BS 8500:2023 aims to increase the use of lower-carbon mixes by removing unnecessary barriers. Using the methodology of the previous edition for specifying the increased number of cements and combinations would have been impractical, so this edition simplifies specification by introducing the “combined performance category”, which covers resistance to sulfates and chloride. Cements and combinations of cements are categorised according to their relative resistance to chlorides (graded from 1-4) and sulfate attack (graded from A-G). This is based on Concrete Society Technical Report 61: TR61 Enhancing reinforced concrete durability, and BRE Special Digest 1, Concrete in Aggressive Ground.

In exposure classes XD and XS where reinforcement is at risk of corrosion due to chloride ingress, the update has removed the minimum recommended characteristic strength. It has gone further with regard to corrosion due to carbonation, removing limiting values of minimum cement content and maximum water/cement ratio, to leave just a minimum recommended characteristic strength for each nominal cover to the reinforcement. 

Gareth Wake is director of the British Ready-Mixed Concrete Association, part of the MPA

For more details of combined performance categories, as well as minimum concrete strengths and depth of cover to reinforcement, refer to The Concrete Centre document “How to design concrete structures using Eurocode 2: BS 8500 for building and civil structures”


The first CEM VI cement to be certified in France is being used for the construction of the Grand Angle apartment building in Villefranche-sur-Saone. The ternary blend contains limestone and GGBS and is produced by Lafarge, which says it has 40% lower embodied carbon than CEM I

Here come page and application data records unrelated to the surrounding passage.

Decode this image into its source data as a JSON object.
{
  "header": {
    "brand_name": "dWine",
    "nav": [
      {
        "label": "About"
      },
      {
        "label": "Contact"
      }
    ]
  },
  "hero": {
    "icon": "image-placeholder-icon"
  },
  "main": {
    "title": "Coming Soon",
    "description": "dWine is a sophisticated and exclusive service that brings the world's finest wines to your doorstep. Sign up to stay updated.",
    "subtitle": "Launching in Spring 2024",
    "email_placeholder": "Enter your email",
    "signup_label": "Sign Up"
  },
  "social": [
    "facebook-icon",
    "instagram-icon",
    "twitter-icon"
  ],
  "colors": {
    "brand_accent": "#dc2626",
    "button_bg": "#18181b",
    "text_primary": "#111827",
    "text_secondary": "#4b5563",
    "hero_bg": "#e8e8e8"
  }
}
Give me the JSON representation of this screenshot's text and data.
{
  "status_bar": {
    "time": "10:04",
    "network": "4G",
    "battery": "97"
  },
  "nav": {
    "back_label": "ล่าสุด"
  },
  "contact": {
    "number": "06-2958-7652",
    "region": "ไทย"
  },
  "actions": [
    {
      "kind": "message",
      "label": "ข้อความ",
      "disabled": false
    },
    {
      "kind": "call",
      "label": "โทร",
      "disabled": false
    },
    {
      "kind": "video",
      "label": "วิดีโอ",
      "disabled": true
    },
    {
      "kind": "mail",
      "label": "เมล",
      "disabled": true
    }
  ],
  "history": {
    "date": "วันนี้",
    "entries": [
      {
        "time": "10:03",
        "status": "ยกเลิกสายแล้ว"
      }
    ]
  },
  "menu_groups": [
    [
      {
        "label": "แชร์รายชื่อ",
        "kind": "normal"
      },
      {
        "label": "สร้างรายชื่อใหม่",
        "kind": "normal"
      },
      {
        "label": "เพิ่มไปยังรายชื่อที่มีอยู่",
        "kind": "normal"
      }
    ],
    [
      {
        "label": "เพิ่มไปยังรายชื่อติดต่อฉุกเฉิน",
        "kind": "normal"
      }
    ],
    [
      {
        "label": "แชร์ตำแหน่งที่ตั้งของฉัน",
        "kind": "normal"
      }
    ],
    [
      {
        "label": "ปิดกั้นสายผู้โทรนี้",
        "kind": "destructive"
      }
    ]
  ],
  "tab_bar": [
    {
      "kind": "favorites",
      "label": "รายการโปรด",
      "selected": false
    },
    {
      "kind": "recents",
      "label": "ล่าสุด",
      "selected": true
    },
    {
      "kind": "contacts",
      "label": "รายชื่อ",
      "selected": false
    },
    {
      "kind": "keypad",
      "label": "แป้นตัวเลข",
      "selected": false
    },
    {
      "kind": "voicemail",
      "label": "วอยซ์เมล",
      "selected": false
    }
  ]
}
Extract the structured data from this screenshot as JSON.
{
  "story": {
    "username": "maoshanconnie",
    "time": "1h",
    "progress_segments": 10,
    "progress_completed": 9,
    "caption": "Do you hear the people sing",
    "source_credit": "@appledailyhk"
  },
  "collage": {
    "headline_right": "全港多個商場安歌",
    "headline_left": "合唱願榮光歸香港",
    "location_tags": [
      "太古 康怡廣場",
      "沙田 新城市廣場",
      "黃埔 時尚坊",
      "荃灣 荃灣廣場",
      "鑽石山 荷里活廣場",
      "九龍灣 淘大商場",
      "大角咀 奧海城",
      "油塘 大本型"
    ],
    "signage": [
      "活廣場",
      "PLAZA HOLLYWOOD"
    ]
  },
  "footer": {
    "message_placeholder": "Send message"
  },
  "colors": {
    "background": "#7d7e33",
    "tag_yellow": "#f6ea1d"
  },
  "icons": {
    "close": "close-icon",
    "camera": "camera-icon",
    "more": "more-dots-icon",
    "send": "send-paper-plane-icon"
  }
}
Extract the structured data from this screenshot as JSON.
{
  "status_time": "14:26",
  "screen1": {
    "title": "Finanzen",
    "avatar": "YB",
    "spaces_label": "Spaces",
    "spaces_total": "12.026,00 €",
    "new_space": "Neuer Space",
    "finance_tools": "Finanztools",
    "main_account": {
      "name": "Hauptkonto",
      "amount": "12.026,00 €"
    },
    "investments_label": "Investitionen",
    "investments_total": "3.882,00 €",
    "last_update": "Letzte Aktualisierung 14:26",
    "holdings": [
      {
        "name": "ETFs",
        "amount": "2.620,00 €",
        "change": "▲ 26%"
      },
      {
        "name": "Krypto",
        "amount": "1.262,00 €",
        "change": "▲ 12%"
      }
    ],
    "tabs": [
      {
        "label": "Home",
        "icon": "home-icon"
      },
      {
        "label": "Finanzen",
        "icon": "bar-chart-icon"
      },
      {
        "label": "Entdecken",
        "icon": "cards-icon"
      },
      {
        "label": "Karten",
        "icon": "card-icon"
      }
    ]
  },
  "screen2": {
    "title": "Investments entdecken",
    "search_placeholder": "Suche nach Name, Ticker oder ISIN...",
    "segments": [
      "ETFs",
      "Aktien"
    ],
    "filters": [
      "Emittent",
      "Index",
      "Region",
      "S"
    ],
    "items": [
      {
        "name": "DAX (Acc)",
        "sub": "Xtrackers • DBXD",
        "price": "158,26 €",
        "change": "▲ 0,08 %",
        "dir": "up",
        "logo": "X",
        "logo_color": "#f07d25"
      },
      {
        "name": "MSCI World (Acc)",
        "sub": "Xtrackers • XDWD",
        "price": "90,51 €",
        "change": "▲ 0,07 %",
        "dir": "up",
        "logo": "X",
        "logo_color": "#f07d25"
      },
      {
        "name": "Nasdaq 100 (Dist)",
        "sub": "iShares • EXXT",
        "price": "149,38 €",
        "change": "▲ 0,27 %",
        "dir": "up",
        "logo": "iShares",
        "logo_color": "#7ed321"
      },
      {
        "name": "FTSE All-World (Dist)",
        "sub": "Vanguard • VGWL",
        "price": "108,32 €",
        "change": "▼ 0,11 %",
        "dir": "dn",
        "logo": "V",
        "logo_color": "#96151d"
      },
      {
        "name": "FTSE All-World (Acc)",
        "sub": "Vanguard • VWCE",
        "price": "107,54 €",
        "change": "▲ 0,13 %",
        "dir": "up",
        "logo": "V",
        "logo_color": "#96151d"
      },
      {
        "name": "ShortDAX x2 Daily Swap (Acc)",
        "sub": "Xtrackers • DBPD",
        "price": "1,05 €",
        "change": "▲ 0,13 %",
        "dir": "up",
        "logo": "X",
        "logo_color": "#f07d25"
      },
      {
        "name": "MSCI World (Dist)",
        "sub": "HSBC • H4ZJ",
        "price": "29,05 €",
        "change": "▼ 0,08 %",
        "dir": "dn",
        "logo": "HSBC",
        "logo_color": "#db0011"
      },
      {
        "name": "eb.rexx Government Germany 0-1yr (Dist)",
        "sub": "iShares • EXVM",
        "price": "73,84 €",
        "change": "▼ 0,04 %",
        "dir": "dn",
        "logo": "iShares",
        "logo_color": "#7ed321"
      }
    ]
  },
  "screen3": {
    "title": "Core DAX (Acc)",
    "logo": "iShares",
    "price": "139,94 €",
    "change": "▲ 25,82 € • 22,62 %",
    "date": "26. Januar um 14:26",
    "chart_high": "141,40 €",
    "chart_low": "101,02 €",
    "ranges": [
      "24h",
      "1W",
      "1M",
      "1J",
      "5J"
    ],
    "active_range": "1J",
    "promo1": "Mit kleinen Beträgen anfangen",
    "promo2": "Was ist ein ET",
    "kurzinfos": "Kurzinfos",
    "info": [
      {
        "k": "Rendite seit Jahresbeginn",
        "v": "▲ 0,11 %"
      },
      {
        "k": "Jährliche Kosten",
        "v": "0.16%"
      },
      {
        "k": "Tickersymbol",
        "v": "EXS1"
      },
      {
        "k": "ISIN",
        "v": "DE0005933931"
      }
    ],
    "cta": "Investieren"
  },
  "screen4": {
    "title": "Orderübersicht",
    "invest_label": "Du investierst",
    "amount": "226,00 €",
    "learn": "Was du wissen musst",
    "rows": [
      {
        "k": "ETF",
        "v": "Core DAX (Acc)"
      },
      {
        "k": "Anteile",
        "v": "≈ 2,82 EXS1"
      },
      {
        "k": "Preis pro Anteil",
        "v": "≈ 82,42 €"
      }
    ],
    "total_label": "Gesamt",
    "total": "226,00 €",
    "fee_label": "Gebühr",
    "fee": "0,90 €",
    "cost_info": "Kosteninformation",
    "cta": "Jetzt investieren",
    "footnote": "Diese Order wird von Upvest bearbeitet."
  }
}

Tarmac used a Portland Limestone Ternary cement C VI at the Hexham Flood Alleviation Scheme in Northumberland. This concrete has three cementitious components – cement clinker, GGBS and up to 20%of limestone filler to replace some of the GGBS. Compared to a standard CEM I it offers a 64% reduction in embodied carbon to 119kg/m3 CO e